> Problem to work on
Write out the entries exactly, leaving out every picture.

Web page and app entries
-----
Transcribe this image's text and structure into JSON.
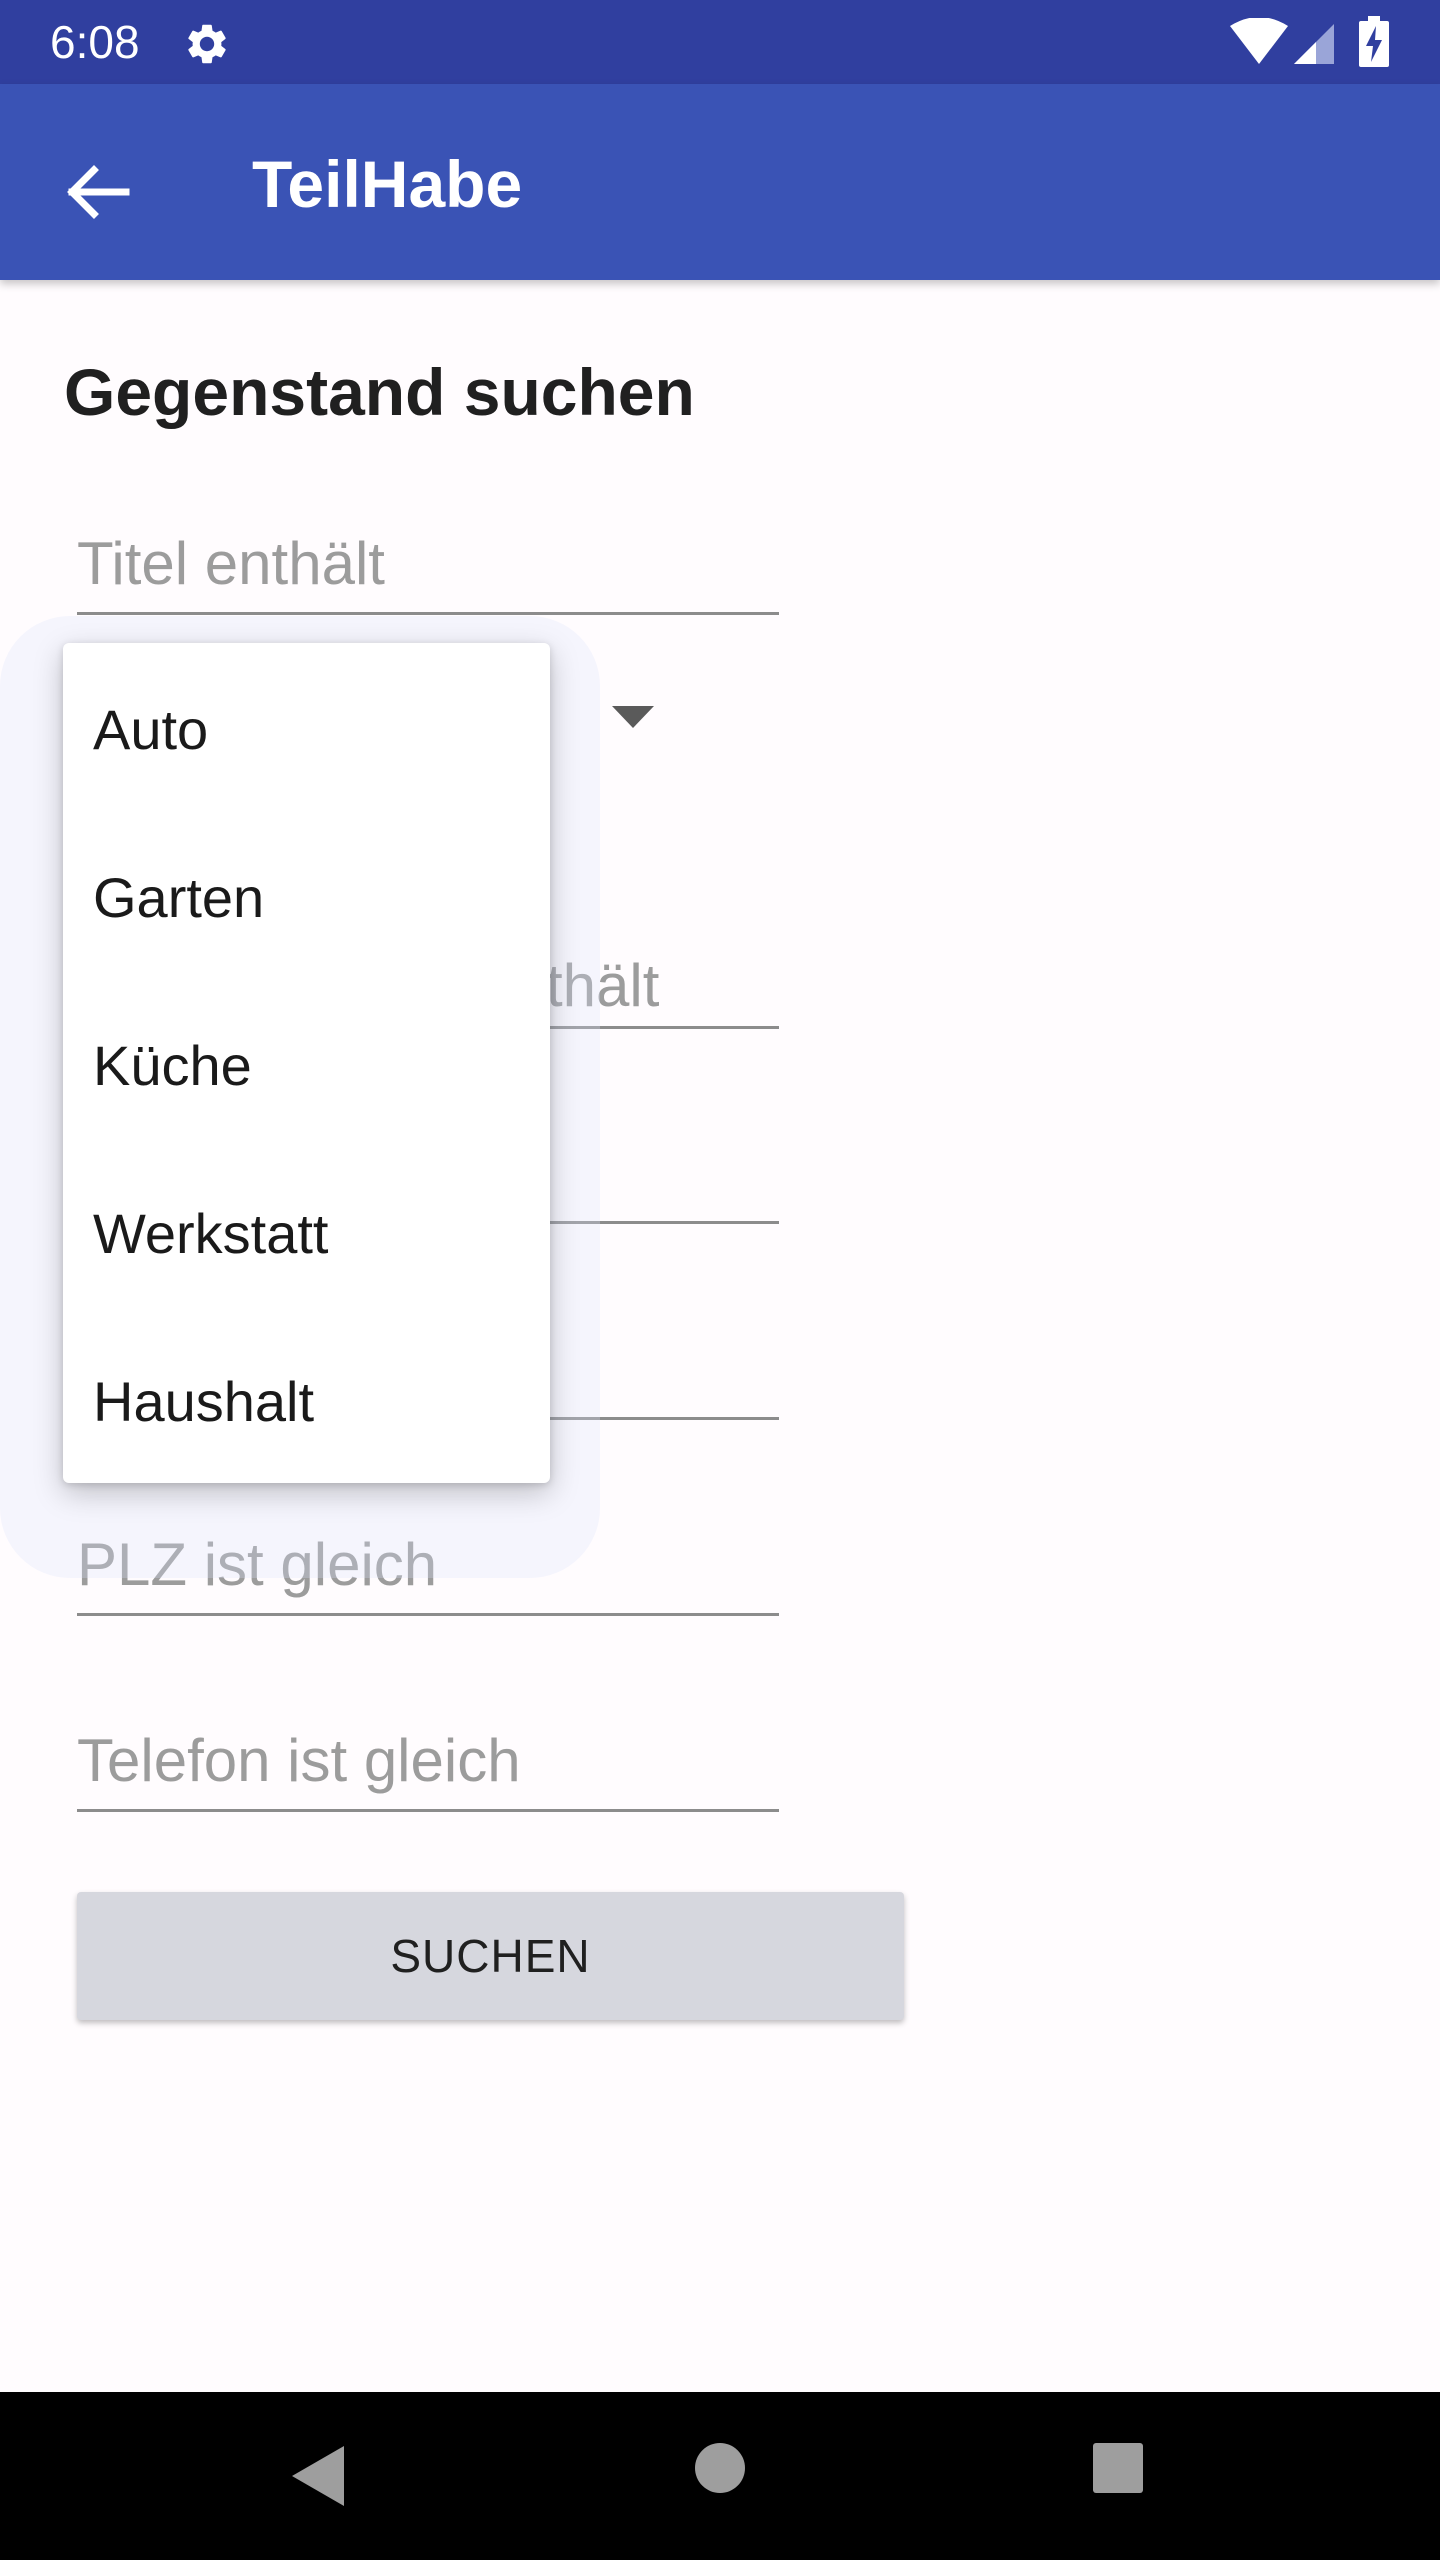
{
  "status_bar": {
    "time": "6:08",
    "icons": [
      "gear-icon",
      "wifi-icon",
      "signal-icon",
      "battery-charging-icon"
    ]
  },
  "app_bar": {
    "title": "TeilHabe",
    "back_icon": "arrow-back-icon"
  },
  "page": {
    "heading": "Gegenstand suchen"
  },
  "form": {
    "title_placeholder": "Titel enthält",
    "description_placeholder_visible": "thält",
    "plz_placeholder": "PLZ ist gleich",
    "phone_placeholder": "Telefon ist gleich",
    "search_button": "SUCHEN"
  },
  "category_dropdown": {
    "options": [
      "Auto",
      "Garten",
      "Küche",
      "Werkstatt",
      "Haushalt"
    ]
  },
  "nav_bar": {
    "icons": [
      "nav-back-icon",
      "nav-home-icon",
      "nav-recents-icon"
    ]
  },
  "colors": {
    "status_bar": "#303f9f",
    "app_bar": "#3a53b5",
    "background": "#fffcfe",
    "button": "#d6d7de"
  }
}
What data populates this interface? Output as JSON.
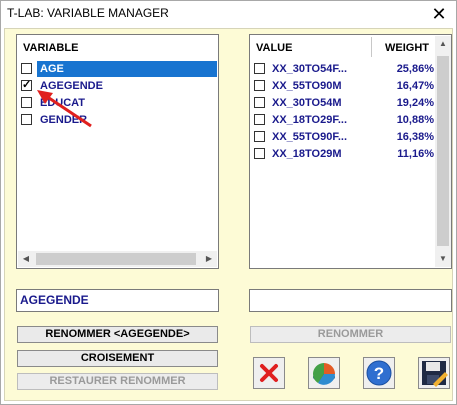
{
  "window": {
    "title": "T-LAB: VARIABLE MANAGER",
    "close_glyph": "✕"
  },
  "variables": {
    "header": "VARIABLE",
    "items": [
      {
        "label": "AGE",
        "checked": false,
        "selected": true
      },
      {
        "label": "AGEGENDE",
        "checked": true,
        "selected": false
      },
      {
        "label": "EDUCAT",
        "checked": false,
        "selected": false
      },
      {
        "label": "GENDER",
        "checked": false,
        "selected": false
      }
    ]
  },
  "values": {
    "header_value": "VALUE",
    "header_weight": "WEIGHT",
    "rows": [
      {
        "value": "XX_30TO54F...",
        "weight": "25,86%"
      },
      {
        "value": "XX_55TO90M",
        "weight": "16,47%"
      },
      {
        "value": "XX_30TO54M",
        "weight": "19,24%"
      },
      {
        "value": "XX_18TO29F...",
        "weight": "10,88%"
      },
      {
        "value": "XX_55TO90F...",
        "weight": "16,38%"
      },
      {
        "value": "XX_18TO29M",
        "weight": "11,16%"
      }
    ]
  },
  "fields": {
    "left_value": "AGEGENDE",
    "right_value": ""
  },
  "buttons": {
    "rename_left": "RENOMMER <AGEGENDE>",
    "crossing": "CROISEMENT",
    "restore": "RESTAURER RENOMMER",
    "rename_right": "RENOMMER"
  },
  "icons": [
    "delete-icon",
    "pie-chart-icon",
    "help-icon",
    "save-icon"
  ],
  "colors": {
    "client_bg": "#fdfbd6",
    "text_blue": "#1a1a8c",
    "selection": "#1874d0",
    "annotation_arrow": "#e0201e"
  }
}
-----
> Answer box
Transcribe this image's text and structure into JSON.
{
  "status_bar": {
    "time": "6:08",
    "icons": [
      "gear-icon",
      "wifi-icon",
      "signal-icon",
      "battery-charging-icon"
    ]
  },
  "app_bar": {
    "title": "TeilHabe",
    "back_icon": "arrow-back-icon"
  },
  "page": {
    "heading": "Gegenstand suchen"
  },
  "form": {
    "title_placeholder": "Titel enthält",
    "description_placeholder_visible": "thält",
    "plz_placeholder": "PLZ ist gleich",
    "phone_placeholder": "Telefon ist gleich",
    "search_button": "SUCHEN"
  },
  "category_dropdown": {
    "options": [
      "Auto",
      "Garten",
      "Küche",
      "Werkstatt",
      "Haushalt"
    ]
  },
  "nav_bar": {
    "icons": [
      "nav-back-icon",
      "nav-home-icon",
      "nav-recents-icon"
    ]
  },
  "colors": {
    "status_bar": "#303f9f",
    "app_bar": "#3a53b5",
    "background": "#fffcfe",
    "button": "#d6d7de"
  }
}
What data populates this interface? Output as JSON.
{
  "window": {
    "title": "T-LAB: VARIABLE MANAGER",
    "close_glyph": "✕"
  },
  "variables": {
    "header": "VARIABLE",
    "items": [
      {
        "label": "AGE",
        "checked": false,
        "selected": true
      },
      {
        "label": "AGEGENDE",
        "checked": true,
        "selected": false
      },
      {
        "label": "EDUCAT",
        "checked": false,
        "selected": false
      },
      {
        "label": "GENDER",
        "checked": false,
        "selected": false
      }
    ]
  },
  "values": {
    "header_value": "VALUE",
    "header_weight": "WEIGHT",
    "rows": [
      {
        "value": "XX_30TO54F...",
        "weight": "25,86%"
      },
      {
        "value": "XX_55TO90M",
        "weight": "16,47%"
      },
      {
        "value": "XX_30TO54M",
        "weight": "19,24%"
      },
      {
        "value": "XX_18TO29F...",
        "weight": "10,88%"
      },
      {
        "value": "XX_55TO90F...",
        "weight": "16,38%"
      },
      {
        "value": "XX_18TO29M",
        "weight": "11,16%"
      }
    ]
  },
  "fields": {
    "left_value": "AGEGENDE",
    "right_value": ""
  },
  "buttons": {
    "rename_left": "RENOMMER <AGEGENDE>",
    "crossing": "CROISEMENT",
    "restore": "RESTAURER RENOMMER",
    "rename_right": "RENOMMER"
  },
  "icons": [
    "delete-icon",
    "pie-chart-icon",
    "help-icon",
    "save-icon"
  ],
  "colors": {
    "client_bg": "#fdfbd6",
    "text_blue": "#1a1a8c",
    "selection": "#1874d0",
    "annotation_arrow": "#e0201e"
  }
}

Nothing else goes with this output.